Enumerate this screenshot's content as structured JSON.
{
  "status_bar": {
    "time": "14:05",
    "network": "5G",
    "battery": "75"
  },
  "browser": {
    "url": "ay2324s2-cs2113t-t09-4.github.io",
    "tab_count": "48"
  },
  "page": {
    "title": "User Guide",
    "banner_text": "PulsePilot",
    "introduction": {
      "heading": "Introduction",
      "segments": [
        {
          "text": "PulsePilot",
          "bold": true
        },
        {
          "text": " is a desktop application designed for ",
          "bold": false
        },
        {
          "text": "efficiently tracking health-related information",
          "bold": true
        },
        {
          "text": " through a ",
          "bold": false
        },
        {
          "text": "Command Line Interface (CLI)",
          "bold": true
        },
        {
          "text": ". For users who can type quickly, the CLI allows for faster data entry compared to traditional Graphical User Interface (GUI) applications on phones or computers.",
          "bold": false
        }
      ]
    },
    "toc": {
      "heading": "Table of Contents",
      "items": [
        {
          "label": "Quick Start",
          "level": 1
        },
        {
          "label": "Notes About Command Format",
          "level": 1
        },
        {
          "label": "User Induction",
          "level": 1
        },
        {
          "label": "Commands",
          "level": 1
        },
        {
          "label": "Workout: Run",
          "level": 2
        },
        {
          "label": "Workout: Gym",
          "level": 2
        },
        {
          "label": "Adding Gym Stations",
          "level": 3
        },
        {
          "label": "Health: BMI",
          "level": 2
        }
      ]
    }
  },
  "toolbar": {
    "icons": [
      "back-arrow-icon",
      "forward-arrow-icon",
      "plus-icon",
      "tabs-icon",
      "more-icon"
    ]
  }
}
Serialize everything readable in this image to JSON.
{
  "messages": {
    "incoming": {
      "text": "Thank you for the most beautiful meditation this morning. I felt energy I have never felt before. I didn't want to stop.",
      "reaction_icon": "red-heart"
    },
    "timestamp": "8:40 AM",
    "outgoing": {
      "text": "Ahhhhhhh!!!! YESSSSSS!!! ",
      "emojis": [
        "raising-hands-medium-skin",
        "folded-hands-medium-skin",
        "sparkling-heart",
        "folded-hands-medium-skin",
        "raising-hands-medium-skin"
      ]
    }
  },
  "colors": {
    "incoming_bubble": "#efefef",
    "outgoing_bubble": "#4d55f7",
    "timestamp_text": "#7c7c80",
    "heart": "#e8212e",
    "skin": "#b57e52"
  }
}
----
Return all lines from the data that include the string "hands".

- SOLUTION TO THIS EXERCISE:
        "raising-hands-medium-skin",
        "folded-hands-medium-skin",
        "folded-hands-medium-skin",
        "raising-hands-medium-skin"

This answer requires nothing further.